Task details:
With nothing left out, give the data back exactly.

(Study material)

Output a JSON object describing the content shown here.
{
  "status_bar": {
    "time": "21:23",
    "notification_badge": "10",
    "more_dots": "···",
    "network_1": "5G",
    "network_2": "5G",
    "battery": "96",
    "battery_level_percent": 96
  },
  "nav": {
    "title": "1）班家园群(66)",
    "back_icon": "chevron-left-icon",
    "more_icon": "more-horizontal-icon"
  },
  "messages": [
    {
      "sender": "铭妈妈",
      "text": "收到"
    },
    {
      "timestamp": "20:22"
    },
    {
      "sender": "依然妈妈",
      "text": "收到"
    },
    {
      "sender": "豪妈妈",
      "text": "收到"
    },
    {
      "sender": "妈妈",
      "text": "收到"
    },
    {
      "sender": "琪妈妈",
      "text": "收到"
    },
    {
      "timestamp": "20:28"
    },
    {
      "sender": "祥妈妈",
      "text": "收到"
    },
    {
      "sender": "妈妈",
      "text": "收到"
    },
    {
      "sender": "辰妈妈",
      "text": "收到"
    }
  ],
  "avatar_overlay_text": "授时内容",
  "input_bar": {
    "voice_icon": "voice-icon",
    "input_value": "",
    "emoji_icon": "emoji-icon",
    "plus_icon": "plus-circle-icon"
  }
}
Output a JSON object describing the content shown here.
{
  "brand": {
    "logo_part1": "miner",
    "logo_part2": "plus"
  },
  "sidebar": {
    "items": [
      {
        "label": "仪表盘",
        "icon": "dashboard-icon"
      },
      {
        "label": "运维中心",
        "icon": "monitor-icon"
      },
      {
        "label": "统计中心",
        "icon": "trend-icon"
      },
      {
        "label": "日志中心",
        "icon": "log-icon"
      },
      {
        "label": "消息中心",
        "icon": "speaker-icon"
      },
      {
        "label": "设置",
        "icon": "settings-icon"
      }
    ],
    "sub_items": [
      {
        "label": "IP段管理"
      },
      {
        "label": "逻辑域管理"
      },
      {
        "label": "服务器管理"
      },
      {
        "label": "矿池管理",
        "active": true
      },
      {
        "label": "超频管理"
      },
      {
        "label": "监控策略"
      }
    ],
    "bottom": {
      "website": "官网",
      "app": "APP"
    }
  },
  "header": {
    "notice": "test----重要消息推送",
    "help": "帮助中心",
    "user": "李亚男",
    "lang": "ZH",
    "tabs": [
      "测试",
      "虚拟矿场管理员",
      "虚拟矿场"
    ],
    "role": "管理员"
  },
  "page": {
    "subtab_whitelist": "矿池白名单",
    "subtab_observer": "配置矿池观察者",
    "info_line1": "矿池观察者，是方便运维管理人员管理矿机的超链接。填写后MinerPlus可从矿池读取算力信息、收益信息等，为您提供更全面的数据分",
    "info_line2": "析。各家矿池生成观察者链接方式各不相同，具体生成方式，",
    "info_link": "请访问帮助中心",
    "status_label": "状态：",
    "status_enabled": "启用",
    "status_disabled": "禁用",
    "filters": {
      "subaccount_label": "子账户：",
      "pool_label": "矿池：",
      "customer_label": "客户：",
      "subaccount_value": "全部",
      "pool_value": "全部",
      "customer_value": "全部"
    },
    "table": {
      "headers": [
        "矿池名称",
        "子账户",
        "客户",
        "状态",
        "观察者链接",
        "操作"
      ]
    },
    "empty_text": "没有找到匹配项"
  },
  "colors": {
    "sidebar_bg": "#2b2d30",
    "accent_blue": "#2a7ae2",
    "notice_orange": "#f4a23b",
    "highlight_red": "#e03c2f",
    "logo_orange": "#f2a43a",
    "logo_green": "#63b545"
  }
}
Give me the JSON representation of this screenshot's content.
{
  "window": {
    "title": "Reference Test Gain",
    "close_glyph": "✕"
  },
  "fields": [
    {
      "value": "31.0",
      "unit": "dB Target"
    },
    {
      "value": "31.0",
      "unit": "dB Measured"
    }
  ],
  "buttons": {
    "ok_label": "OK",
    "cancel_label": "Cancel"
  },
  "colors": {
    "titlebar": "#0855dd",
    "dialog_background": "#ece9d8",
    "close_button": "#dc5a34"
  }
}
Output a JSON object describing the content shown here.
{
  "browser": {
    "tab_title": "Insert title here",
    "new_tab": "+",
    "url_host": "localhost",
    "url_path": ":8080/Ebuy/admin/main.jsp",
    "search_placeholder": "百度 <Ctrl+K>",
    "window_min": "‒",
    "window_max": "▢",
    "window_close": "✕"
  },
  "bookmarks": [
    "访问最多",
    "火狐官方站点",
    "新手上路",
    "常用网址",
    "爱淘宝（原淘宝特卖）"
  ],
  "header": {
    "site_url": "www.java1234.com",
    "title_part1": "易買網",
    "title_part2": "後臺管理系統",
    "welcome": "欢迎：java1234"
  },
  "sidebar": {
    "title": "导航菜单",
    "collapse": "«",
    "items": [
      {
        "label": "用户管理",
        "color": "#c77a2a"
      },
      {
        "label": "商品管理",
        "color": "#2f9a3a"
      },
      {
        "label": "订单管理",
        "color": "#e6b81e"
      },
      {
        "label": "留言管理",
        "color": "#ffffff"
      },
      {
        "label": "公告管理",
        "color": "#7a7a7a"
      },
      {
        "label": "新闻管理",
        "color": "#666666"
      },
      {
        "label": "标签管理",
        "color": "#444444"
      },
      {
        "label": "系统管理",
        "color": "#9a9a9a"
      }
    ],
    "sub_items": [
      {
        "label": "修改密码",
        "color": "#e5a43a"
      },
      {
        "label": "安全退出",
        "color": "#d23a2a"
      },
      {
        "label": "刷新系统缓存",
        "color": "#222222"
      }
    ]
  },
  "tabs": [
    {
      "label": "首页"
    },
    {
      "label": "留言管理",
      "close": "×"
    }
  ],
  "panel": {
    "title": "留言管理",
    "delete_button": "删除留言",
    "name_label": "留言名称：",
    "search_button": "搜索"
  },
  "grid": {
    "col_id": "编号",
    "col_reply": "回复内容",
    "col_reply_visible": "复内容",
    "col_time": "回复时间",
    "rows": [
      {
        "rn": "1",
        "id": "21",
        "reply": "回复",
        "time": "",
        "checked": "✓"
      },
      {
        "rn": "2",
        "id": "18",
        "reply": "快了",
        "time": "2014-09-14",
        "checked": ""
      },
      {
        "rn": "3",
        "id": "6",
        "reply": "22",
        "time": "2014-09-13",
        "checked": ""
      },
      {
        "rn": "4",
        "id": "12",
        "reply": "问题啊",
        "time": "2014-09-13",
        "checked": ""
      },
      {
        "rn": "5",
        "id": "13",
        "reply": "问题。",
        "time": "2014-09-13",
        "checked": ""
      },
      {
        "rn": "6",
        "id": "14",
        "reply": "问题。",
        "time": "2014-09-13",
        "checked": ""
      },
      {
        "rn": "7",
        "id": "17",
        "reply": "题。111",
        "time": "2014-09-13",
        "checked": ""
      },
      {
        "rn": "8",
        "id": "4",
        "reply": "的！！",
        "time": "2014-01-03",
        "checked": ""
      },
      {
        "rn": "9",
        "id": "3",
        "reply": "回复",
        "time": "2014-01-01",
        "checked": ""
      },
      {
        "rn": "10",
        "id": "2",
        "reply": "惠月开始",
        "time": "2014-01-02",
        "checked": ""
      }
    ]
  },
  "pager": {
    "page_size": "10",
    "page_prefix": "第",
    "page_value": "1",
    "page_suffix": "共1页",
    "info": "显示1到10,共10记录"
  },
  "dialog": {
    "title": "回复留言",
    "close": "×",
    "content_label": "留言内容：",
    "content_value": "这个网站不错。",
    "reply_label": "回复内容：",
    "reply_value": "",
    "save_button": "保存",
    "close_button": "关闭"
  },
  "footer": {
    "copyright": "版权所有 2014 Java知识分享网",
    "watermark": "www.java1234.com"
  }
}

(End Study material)

Your response:
Output a JSON object describing the content shown here.
{
  "status_bar": {
    "time": "21:23",
    "notification_badge": "10",
    "more_dots": "···",
    "network_1": "5G",
    "network_2": "5G",
    "battery": "96",
    "battery_level_percent": 96
  },
  "nav": {
    "title": "1）班家园群(66)",
    "back_icon": "chevron-left-icon",
    "more_icon": "more-horizontal-icon"
  },
  "messages": [
    {
      "sender": "铭妈妈",
      "text": "收到"
    },
    {
      "timestamp": "20:22"
    },
    {
      "sender": "依然妈妈",
      "text": "收到"
    },
    {
      "sender": "豪妈妈",
      "text": "收到"
    },
    {
      "sender": "妈妈",
      "text": "收到"
    },
    {
      "sender": "琪妈妈",
      "text": "收到"
    },
    {
      "timestamp": "20:28"
    },
    {
      "sender": "祥妈妈",
      "text": "收到"
    },
    {
      "sender": "妈妈",
      "text": "收到"
    },
    {
      "sender": "辰妈妈",
      "text": "收到"
    }
  ],
  "avatar_overlay_text": "授时内容",
  "input_bar": {
    "voice_icon": "voice-icon",
    "input_value": "",
    "emoji_icon": "emoji-icon",
    "plus_icon": "plus-circle-icon"
  }
}
Output a JSON object describing the content shown here.
{
  "brand": {
    "logo_part1": "miner",
    "logo_part2": "plus"
  },
  "sidebar": {
    "items": [
      {
        "label": "仪表盘",
        "icon": "dashboard-icon"
      },
      {
        "label": "运维中心",
        "icon": "monitor-icon"
      },
      {
        "label": "统计中心",
        "icon": "trend-icon"
      },
      {
        "label": "日志中心",
        "icon": "log-icon"
      },
      {
        "label": "消息中心",
        "icon": "speaker-icon"
      },
      {
        "label": "设置",
        "icon": "settings-icon"
      }
    ],
    "sub_items": [
      {
        "label": "IP段管理"
      },
      {
        "label": "逻辑域管理"
      },
      {
        "label": "服务器管理"
      },
      {
        "label": "矿池管理",
        "active": true
      },
      {
        "label": "超频管理"
      },
      {
        "label": "监控策略"
      }
    ],
    "bottom": {
      "website": "官网",
      "app": "APP"
    }
  },
  "header": {
    "notice": "test----重要消息推送",
    "help": "帮助中心",
    "user": "李亚男",
    "lang": "ZH",
    "tabs": [
      "测试",
      "虚拟矿场管理员",
      "虚拟矿场"
    ],
    "role": "管理员"
  },
  "page": {
    "subtab_whitelist": "矿池白名单",
    "subtab_observer": "配置矿池观察者",
    "info_line1": "矿池观察者，是方便运维管理人员管理矿机的超链接。填写后MinerPlus可从矿池读取算力信息、收益信息等，为您提供更全面的数据分",
    "info_line2": "析。各家矿池生成观察者链接方式各不相同，具体生成方式，",
    "info_link": "请访问帮助中心",
    "status_label": "状态：",
    "status_enabled": "启用",
    "status_disabled": "禁用",
    "filters": {
      "subaccount_label": "子账户：",
      "pool_label": "矿池：",
      "customer_label": "客户：",
      "subaccount_value": "全部",
      "pool_value": "全部",
      "customer_value": "全部"
    },
    "table": {
      "headers": [
        "矿池名称",
        "子账户",
        "客户",
        "状态",
        "观察者链接",
        "操作"
      ]
    },
    "empty_text": "没有找到匹配项"
  },
  "colors": {
    "sidebar_bg": "#2b2d30",
    "accent_blue": "#2a7ae2",
    "notice_orange": "#f4a23b",
    "highlight_red": "#e03c2f",
    "logo_orange": "#f2a43a",
    "logo_green": "#63b545"
  }
}
Give me the JSON representation of this screenshot's content.
{
  "window": {
    "title": "Reference Test Gain",
    "close_glyph": "✕"
  },
  "fields": [
    {
      "value": "31.0",
      "unit": "dB Target"
    },
    {
      "value": "31.0",
      "unit": "dB Measured"
    }
  ],
  "buttons": {
    "ok_label": "OK",
    "cancel_label": "Cancel"
  },
  "colors": {
    "titlebar": "#0855dd",
    "dialog_background": "#ece9d8",
    "close_button": "#dc5a34"
  }
}
Output a JSON object describing the content shown here.
{
  "browser": {
    "tab_title": "Insert title here",
    "new_tab": "+",
    "url_host": "localhost",
    "url_path": ":8080/Ebuy/admin/main.jsp",
    "search_placeholder": "百度 <Ctrl+K>",
    "window_min": "‒",
    "window_max": "▢",
    "window_close": "✕"
  },
  "bookmarks": [
    "访问最多",
    "火狐官方站点",
    "新手上路",
    "常用网址",
    "爱淘宝（原淘宝特卖）"
  ],
  "header": {
    "site_url": "www.java1234.com",
    "title_part1": "易買網",
    "title_part2": "後臺管理系統",
    "welcome": "欢迎：java1234"
  },
  "sidebar": {
    "title": "导航菜单",
    "collapse": "«",
    "items": [
      {
        "label": "用户管理",
        "color": "#c77a2a"
      },
      {
        "label": "商品管理",
        "color": "#2f9a3a"
      },
      {
        "label": "订单管理",
        "color": "#e6b81e"
      },
      {
        "label": "留言管理",
        "color": "#ffffff"
      },
      {
        "label": "公告管理",
        "color": "#7a7a7a"
      },
      {
        "label": "新闻管理",
        "color": "#666666"
      },
      {
        "label": "标签管理",
        "color": "#444444"
      },
      {
        "label": "系统管理",
        "color": "#9a9a9a"
      }
    ],
    "sub_items": [
      {
        "label": "修改密码",
        "color": "#e5a43a"
      },
      {
        "label": "安全退出",
        "color": "#d23a2a"
      },
      {
        "label": "刷新系统缓存",
        "color": "#222222"
      }
    ]
  },
  "tabs": [
    {
      "label": "首页"
    },
    {
      "label": "留言管理",
      "close": "×"
    }
  ],
  "panel": {
    "title": "留言管理",
    "delete_button": "删除留言",
    "name_label": "留言名称：",
    "search_button": "搜索"
  },
  "grid": {
    "col_id": "编号",
    "col_reply": "回复内容",
    "col_reply_visible": "复内容",
    "col_time": "回复时间",
    "rows": [
      {
        "rn": "1",
        "id": "21",
        "reply": "回复",
        "time": "",
        "checked": "✓"
      },
      {
        "rn": "2",
        "id": "18",
        "reply": "快了",
        "time": "2014-09-14",
        "checked": ""
      },
      {
        "rn": "3",
        "id": "6",
        "reply": "22",
        "time": "2014-09-13",
        "checked": ""
      },
      {
        "rn": "4",
        "id": "12",
        "reply": "问题啊",
        "time": "2014-09-13",
        "checked": ""
      },
      {
        "rn": "5",
        "id": "13",
        "reply": "问题。",
        "time": "2014-09-13",
        "checked": ""
      },
      {
        "rn": "6",
        "id": "14",
        "reply": "问题。",
        "time": "2014-09-13",
        "checked": ""
      },
      {
        "rn": "7",
        "id": "17",
        "reply": "题。111",
        "time": "2014-09-13",
        "checked": ""
      },
      {
        "rn": "8",
        "id": "4",
        "reply": "的！！",
        "time": "2014-01-03",
        "checked": ""
      },
      {
        "rn": "9",
        "id": "3",
        "reply": "回复",
        "time": "2014-01-01",
        "checked": ""
      },
      {
        "rn": "10",
        "id": "2",
        "reply": "惠月开始",
        "time": "2014-01-02",
        "checked": ""
      }
    ]
  },
  "pager": {
    "page_size": "10",
    "page_prefix": "第",
    "page_value": "1",
    "page_suffix": "共1页",
    "info": "显示1到10,共10记录"
  },
  "dialog": {
    "title": "回复留言",
    "close": "×",
    "content_label": "留言内容：",
    "content_value": "这个网站不错。",
    "reply_label": "回复内容：",
    "reply_value": "",
    "save_button": "保存",
    "close_button": "关闭"
  },
  "footer": {
    "copyright": "版权所有 2014 Java知识分享网",
    "watermark": "www.java1234.com"
  }
}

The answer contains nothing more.